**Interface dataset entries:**

-=-=-=-=-

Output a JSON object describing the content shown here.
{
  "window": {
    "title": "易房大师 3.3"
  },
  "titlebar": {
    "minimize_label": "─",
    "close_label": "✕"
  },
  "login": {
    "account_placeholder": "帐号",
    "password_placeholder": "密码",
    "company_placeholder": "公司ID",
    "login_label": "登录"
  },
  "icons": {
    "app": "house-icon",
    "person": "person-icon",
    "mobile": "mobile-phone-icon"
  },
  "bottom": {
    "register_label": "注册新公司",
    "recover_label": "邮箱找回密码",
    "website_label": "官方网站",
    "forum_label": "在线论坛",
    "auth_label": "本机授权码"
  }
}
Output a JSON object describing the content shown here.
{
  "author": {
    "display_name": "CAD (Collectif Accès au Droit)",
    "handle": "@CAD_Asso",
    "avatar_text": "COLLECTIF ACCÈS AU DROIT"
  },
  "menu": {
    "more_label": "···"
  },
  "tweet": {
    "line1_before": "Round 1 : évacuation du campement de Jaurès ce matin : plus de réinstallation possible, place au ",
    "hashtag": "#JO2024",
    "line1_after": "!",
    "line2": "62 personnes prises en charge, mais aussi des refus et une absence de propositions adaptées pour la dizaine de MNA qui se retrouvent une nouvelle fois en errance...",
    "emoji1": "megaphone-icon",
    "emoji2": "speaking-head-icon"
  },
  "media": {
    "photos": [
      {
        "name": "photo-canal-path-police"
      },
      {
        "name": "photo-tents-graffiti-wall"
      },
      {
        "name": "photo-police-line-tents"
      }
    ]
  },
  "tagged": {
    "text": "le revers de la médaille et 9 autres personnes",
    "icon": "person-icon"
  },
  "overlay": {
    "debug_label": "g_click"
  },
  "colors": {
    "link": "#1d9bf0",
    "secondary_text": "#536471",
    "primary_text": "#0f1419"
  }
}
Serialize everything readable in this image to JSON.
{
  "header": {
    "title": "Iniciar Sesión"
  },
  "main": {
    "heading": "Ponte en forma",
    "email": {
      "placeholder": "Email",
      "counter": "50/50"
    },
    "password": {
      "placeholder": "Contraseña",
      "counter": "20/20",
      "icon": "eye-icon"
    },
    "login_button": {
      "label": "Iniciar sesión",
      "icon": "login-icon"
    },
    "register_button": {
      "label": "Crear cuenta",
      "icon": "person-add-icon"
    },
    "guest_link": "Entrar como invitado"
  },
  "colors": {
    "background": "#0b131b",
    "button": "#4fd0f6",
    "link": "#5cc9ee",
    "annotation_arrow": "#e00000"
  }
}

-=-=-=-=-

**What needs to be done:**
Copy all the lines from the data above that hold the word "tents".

**Task solution:**
        "name": "photo-tents-graffiti-wall"
        "name": "photo-police-line-tents"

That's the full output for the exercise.